• Required action:
Keep only the lines of the listing that include the word "rede", and copy them.

• Data in this exercise:
· · · ·
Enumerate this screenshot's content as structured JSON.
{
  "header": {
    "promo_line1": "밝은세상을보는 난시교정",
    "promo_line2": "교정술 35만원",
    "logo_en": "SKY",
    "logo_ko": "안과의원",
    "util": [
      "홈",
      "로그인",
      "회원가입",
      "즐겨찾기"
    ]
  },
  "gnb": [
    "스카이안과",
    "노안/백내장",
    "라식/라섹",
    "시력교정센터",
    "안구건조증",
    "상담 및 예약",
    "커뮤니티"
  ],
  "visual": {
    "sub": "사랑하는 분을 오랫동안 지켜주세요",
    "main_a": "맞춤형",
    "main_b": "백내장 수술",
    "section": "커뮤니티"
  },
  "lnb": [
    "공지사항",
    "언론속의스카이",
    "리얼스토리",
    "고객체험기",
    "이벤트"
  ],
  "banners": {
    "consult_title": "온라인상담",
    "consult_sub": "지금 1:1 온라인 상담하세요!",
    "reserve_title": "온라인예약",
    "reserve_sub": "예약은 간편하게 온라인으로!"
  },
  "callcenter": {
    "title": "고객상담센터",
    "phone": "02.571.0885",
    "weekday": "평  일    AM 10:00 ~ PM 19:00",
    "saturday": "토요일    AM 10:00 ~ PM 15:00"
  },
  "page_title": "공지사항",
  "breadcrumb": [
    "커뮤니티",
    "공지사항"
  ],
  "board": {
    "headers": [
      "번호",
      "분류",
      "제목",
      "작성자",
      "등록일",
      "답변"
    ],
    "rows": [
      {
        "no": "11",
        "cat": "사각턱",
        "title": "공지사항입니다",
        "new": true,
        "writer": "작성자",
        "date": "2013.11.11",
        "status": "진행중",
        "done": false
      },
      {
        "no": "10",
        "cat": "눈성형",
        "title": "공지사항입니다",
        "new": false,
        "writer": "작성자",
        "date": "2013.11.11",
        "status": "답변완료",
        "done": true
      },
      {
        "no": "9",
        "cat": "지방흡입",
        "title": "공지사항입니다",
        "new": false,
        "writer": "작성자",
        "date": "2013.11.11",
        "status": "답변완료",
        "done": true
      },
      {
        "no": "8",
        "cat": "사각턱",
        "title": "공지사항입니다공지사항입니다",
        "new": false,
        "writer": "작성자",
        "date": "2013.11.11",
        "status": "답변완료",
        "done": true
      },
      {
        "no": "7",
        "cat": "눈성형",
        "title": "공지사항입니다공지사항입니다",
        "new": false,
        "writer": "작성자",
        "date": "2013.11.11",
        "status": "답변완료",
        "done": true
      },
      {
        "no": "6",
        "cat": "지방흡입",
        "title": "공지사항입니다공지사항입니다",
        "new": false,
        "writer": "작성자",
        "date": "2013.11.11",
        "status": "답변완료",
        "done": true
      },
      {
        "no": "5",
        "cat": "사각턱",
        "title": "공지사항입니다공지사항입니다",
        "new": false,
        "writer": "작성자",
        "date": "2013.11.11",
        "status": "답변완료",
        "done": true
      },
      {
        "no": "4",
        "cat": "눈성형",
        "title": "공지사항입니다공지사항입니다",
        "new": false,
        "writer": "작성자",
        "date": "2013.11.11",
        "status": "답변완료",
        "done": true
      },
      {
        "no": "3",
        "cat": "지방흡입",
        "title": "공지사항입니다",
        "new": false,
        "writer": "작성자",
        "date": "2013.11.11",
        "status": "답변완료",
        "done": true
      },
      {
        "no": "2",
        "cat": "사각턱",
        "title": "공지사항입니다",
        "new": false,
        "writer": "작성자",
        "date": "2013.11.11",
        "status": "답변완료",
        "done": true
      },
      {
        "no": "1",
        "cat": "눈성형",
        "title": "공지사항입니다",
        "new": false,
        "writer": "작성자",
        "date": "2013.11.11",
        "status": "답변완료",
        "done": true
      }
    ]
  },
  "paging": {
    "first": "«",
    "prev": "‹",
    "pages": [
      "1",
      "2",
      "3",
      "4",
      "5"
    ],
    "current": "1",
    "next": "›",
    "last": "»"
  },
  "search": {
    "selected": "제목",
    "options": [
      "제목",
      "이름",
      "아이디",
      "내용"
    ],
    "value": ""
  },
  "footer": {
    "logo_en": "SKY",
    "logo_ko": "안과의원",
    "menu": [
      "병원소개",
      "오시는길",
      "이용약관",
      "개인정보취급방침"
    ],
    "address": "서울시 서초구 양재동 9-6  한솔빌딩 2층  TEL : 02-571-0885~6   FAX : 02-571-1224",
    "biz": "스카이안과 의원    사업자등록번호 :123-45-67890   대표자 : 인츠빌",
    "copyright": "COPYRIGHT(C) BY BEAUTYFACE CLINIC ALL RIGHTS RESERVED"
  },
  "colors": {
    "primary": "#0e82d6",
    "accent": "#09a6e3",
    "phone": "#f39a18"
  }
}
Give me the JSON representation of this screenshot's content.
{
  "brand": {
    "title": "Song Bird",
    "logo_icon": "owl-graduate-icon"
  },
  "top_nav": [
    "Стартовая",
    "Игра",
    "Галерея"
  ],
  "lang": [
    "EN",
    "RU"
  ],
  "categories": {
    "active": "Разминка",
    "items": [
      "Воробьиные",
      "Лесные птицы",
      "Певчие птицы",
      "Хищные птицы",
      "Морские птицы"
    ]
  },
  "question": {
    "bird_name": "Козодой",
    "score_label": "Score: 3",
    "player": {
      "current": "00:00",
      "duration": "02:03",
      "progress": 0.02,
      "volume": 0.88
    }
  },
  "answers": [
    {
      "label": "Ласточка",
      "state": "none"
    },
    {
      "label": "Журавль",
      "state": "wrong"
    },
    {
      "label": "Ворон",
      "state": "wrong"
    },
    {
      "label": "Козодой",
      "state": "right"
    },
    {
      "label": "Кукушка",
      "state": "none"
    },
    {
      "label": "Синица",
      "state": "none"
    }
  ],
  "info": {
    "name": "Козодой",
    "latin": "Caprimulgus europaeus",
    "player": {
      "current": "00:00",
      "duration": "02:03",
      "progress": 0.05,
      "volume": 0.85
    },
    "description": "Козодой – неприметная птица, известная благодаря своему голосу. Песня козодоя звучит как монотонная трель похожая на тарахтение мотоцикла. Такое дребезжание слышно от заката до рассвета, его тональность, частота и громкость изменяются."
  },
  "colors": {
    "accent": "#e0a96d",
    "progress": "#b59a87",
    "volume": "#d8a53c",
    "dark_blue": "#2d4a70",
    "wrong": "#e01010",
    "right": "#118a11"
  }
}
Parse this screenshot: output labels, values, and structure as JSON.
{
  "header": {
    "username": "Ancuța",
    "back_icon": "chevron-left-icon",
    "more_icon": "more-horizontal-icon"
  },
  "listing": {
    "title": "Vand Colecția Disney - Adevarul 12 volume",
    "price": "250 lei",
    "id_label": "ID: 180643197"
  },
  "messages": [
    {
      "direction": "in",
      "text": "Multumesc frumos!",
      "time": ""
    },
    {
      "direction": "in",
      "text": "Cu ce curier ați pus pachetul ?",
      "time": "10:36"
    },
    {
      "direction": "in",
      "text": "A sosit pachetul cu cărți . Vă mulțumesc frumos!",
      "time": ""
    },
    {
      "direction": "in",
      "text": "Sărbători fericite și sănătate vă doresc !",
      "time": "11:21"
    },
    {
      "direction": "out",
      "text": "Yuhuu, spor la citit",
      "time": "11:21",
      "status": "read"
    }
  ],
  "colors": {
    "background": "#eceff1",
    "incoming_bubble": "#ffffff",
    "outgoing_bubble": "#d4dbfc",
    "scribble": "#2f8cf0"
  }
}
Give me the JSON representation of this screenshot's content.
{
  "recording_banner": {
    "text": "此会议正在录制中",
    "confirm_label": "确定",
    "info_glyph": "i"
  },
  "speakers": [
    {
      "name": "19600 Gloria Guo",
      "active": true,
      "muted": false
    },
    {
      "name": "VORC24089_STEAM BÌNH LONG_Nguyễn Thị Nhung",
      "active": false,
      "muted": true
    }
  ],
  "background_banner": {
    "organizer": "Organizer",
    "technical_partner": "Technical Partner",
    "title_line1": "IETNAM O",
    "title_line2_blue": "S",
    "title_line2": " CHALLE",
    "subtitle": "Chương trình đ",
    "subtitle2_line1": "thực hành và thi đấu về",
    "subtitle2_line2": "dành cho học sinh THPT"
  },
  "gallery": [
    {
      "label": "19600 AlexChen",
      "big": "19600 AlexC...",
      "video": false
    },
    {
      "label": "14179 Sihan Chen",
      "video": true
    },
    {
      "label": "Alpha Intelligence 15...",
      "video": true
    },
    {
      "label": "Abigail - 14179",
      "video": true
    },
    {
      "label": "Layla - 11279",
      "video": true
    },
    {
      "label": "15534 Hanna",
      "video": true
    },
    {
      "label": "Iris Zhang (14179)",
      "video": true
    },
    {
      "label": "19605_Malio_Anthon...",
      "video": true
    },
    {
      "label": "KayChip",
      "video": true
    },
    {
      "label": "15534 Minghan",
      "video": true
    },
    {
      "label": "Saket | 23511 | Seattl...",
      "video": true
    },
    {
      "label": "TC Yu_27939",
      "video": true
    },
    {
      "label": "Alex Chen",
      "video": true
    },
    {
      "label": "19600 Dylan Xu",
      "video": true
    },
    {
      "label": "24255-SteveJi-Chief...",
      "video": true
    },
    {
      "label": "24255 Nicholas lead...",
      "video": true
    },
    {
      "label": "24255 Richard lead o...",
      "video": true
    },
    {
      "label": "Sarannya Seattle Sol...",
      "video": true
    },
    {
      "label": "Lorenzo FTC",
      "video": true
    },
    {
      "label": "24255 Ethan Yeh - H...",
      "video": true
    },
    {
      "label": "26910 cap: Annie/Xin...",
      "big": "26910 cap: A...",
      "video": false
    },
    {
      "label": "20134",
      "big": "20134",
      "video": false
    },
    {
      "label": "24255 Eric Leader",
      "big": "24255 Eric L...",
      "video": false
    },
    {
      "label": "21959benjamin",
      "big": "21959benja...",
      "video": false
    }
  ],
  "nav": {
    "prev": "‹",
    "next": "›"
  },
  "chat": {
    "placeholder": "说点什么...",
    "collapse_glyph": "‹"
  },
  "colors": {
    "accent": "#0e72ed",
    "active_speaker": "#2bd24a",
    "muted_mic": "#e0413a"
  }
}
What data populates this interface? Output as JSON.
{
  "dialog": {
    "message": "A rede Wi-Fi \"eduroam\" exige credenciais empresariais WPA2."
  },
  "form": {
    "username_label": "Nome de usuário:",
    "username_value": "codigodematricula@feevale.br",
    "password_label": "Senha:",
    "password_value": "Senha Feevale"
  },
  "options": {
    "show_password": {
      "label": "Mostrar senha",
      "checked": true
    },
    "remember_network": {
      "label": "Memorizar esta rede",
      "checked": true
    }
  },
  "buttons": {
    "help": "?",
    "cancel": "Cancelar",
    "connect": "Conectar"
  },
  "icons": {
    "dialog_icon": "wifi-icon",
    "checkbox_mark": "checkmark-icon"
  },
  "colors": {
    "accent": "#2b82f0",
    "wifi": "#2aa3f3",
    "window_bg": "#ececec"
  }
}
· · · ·
• Finished task:
    "message": "A rede Wi-Fi \"eduroam\" exige credenciais empresariais WPA2."
      "label": "Memorizar esta rede",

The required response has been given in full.